» **WHAT THE TASK ASKS**: From the records, pick out and copy each line containing "dashboard".

» **MATERIALS PROVIDED**:
- - -

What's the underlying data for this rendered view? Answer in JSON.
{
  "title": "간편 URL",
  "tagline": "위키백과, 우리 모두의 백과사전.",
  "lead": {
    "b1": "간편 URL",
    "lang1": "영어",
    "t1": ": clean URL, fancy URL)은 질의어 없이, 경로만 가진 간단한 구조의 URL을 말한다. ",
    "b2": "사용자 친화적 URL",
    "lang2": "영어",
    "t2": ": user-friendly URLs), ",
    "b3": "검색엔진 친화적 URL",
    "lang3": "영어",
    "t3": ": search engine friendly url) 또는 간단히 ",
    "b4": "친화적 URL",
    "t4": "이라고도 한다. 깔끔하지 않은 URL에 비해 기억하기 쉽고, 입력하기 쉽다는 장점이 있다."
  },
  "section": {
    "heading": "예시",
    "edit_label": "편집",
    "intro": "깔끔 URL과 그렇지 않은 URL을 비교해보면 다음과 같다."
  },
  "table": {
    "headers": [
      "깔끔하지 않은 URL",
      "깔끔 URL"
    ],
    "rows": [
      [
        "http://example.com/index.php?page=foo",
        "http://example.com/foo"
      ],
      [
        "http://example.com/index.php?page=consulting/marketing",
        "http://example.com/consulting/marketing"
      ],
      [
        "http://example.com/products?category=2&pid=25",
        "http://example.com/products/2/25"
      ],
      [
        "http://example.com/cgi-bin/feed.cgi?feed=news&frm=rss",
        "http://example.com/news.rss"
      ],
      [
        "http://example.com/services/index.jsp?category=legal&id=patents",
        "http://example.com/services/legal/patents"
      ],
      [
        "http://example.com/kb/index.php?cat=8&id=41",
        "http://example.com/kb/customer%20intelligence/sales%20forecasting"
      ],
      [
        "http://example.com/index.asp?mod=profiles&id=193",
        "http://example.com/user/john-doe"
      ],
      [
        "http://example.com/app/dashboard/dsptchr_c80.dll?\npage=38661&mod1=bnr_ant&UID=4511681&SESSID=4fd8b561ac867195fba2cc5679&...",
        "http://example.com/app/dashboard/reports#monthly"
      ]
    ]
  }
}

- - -

» **ANSWER TO THE PROBLEM**:
        "http://example.com/app/dashboard/dsptchr_c80.dll?\npage=38661&mod1=bnr_ant&UID=4511681&SESSID=4fd8b561ac867195fba2cc5679&...",
        "http://example.com/app/dashboard/reports#monthly"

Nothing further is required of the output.